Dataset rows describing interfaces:

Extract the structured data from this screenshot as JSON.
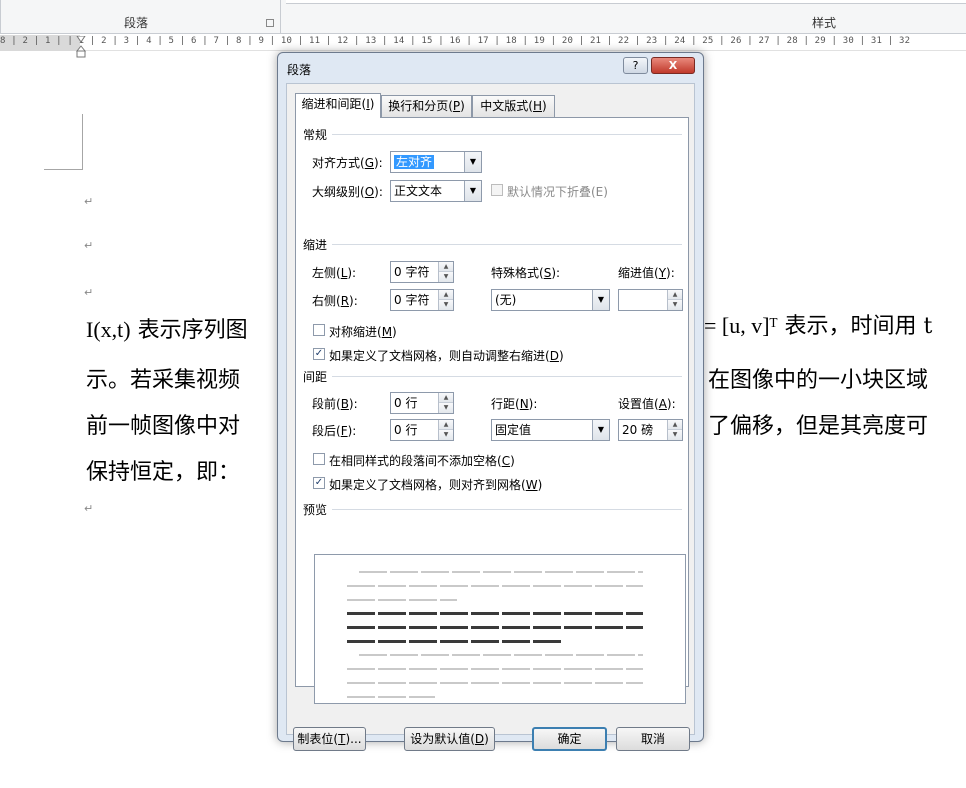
{
  "ribbon": {
    "paragraph_group": "段落",
    "styles_group": "样式"
  },
  "ruler": {
    "text": "8 | 2 | 1 |  | 1 | 2 | 3 | 4 | 5 | 6 | 7 | 8 | 9 | 10 | 11 | 12 | 13 | 14 | 15 | 16 | 17 | 18 | 19 | 20 | 21 | 22 | 23 | 24 | 25 | 26 | 27 | 28 | 29 | 30 | 31 | 32"
  },
  "document": {
    "paragraph_mark": "↵",
    "math_i": "I(x,t)",
    "line1_left": "表示序列图",
    "math_uv": "= [u, v]ᵀ",
    "line1_right": "表示，时间用 t",
    "line2_left": "示。若采集视频",
    "line2_right": "在图像中的一小块区域",
    "line3_left": "前一帧图像中对",
    "line3_right": "了偏移，但是其亮度可",
    "line4": "保持恒定，即："
  },
  "dialog": {
    "title": "段落",
    "help": "?",
    "close": "X",
    "tabs": [
      {
        "label": "缩进和间距(",
        "key": "I",
        "end": ")"
      },
      {
        "label": "换行和分页(",
        "key": "P",
        "end": ")"
      },
      {
        "label": "中文版式(",
        "key": "H",
        "end": ")"
      }
    ],
    "general": {
      "heading": "常规",
      "alignment_label": "对齐方式(",
      "alignment_key": "G",
      "alignment_end": "):",
      "alignment_value": "左对齐",
      "outline_label": "大纲级别(",
      "outline_key": "O",
      "outline_end": "):",
      "outline_value": "正文文本",
      "collapse_label": "默认情况下折叠(E)"
    },
    "indent": {
      "heading": "缩进",
      "left_label": "左侧(",
      "left_key": "L",
      "left_end": "):",
      "left_value": "0 字符",
      "right_label": "右侧(",
      "right_key": "R",
      "right_end": "):",
      "right_value": "0 字符",
      "special_label": "特殊格式(",
      "special_key": "S",
      "special_end": "):",
      "special_value": "(无)",
      "by_label": "缩进值(",
      "by_key": "Y",
      "by_end": "):",
      "by_value": "",
      "mirror_label": "对称缩进(",
      "mirror_key": "M",
      "mirror_end": ")",
      "mirror_checked": false,
      "autoadjust_label": "如果定义了文档网格，则自动调整右缩进(",
      "autoadjust_key": "D",
      "autoadjust_end": ")",
      "autoadjust_checked": true
    },
    "spacing": {
      "heading": "间距",
      "before_label": "段前(",
      "before_key": "B",
      "before_end": "):",
      "before_value": "0 行",
      "after_label": "段后(",
      "after_key": "F",
      "after_end": "):",
      "after_value": "0 行",
      "line_label": "行距(",
      "line_key": "N",
      "line_end": "):",
      "line_value": "固定值",
      "at_label": "设置值(",
      "at_key": "A",
      "at_end": "):",
      "at_value": "20 磅",
      "nospace_label": "在相同样式的段落间不添加空格(",
      "nospace_key": "C",
      "nospace_end": ")",
      "nospace_checked": false,
      "snap_label": "如果定义了文档网格，则对齐到网格(",
      "snap_key": "W",
      "snap_end": ")",
      "snap_checked": true
    },
    "preview": {
      "heading": "预览"
    },
    "buttons": {
      "tabs_label": "制表位(",
      "tabs_key": "T",
      "tabs_end": ")...",
      "default_label": "设为默认值(",
      "default_key": "D",
      "default_end": ")",
      "ok": "确定",
      "cancel": "取消"
    }
  }
}
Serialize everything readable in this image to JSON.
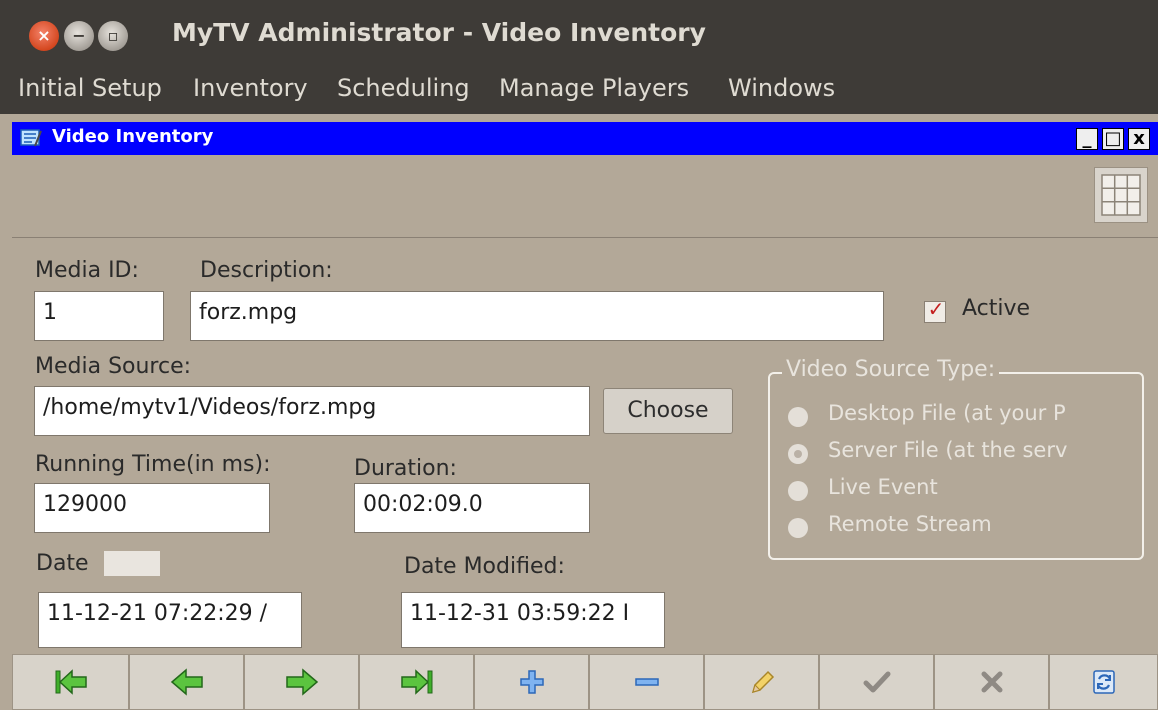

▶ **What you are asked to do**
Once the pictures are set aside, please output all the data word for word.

▶ **Response to the task**
Extract the structured data from this screenshot as JSON.
{
  "ribbon": {
    "paragraph_group": "段落",
    "styles_group": "样式"
  },
  "ruler": {
    "text": "8 | 2 | 1 |  | 1 | 2 | 3 | 4 | 5 | 6 | 7 | 8 | 9 | 10 | 11 | 12 | 13 | 14 | 15 | 16 | 17 | 18 | 19 | 20 | 21 | 22 | 23 | 24 | 25 | 26 | 27 | 28 | 29 | 30 | 31 | 32"
  },
  "document": {
    "paragraph_mark": "↵",
    "math_i": "I(x,t)",
    "line1_left": "表示序列图",
    "math_uv": "= [u, v]ᵀ",
    "line1_right": "表示，时间用 t",
    "line2_left": "示。若采集视频",
    "line2_right": "在图像中的一小块区域",
    "line3_left": "前一帧图像中对",
    "line3_right": "了偏移，但是其亮度可",
    "line4": "保持恒定，即："
  },
  "dialog": {
    "title": "段落",
    "help": "?",
    "close": "X",
    "tabs": [
      {
        "label": "缩进和间距(",
        "key": "I",
        "end": ")"
      },
      {
        "label": "换行和分页(",
        "key": "P",
        "end": ")"
      },
      {
        "label": "中文版式(",
        "key": "H",
        "end": ")"
      }
    ],
    "general": {
      "heading": "常规",
      "alignment_label": "对齐方式(",
      "alignment_key": "G",
      "alignment_end": "):",
      "alignment_value": "左对齐",
      "outline_label": "大纲级别(",
      "outline_key": "O",
      "outline_end": "):",
      "outline_value": "正文文本",
      "collapse_label": "默认情况下折叠(E)"
    },
    "indent": {
      "heading": "缩进",
      "left_label": "左侧(",
      "left_key": "L",
      "left_end": "):",
      "left_value": "0 字符",
      "right_label": "右侧(",
      "right_key": "R",
      "right_end": "):",
      "right_value": "0 字符",
      "special_label": "特殊格式(",
      "special_key": "S",
      "special_end": "):",
      "special_value": "(无)",
      "by_label": "缩进值(",
      "by_key": "Y",
      "by_end": "):",
      "by_value": "",
      "mirror_label": "对称缩进(",
      "mirror_key": "M",
      "mirror_end": ")",
      "mirror_checked": false,
      "autoadjust_label": "如果定义了文档网格，则自动调整右缩进(",
      "autoadjust_key": "D",
      "autoadjust_end": ")",
      "autoadjust_checked": true
    },
    "spacing": {
      "heading": "间距",
      "before_label": "段前(",
      "before_key": "B",
      "before_end": "):",
      "before_value": "0 行",
      "after_label": "段后(",
      "after_key": "F",
      "after_end": "):",
      "after_value": "0 行",
      "line_label": "行距(",
      "line_key": "N",
      "line_end": "):",
      "line_value": "固定值",
      "at_label": "设置值(",
      "at_key": "A",
      "at_end": "):",
      "at_value": "20 磅",
      "nospace_label": "在相同样式的段落间不添加空格(",
      "nospace_key": "C",
      "nospace_end": ")",
      "nospace_checked": false,
      "snap_label": "如果定义了文档网格，则对齐到网格(",
      "snap_key": "W",
      "snap_end": ")",
      "snap_checked": true
    },
    "preview": {
      "heading": "预览"
    },
    "buttons": {
      "tabs_label": "制表位(",
      "tabs_key": "T",
      "tabs_end": ")...",
      "default_label": "设为默认值(",
      "default_key": "D",
      "default_end": ")",
      "ok": "确定",
      "cancel": "取消"
    }
  }
}
Serialize everything readable in this image to JSON.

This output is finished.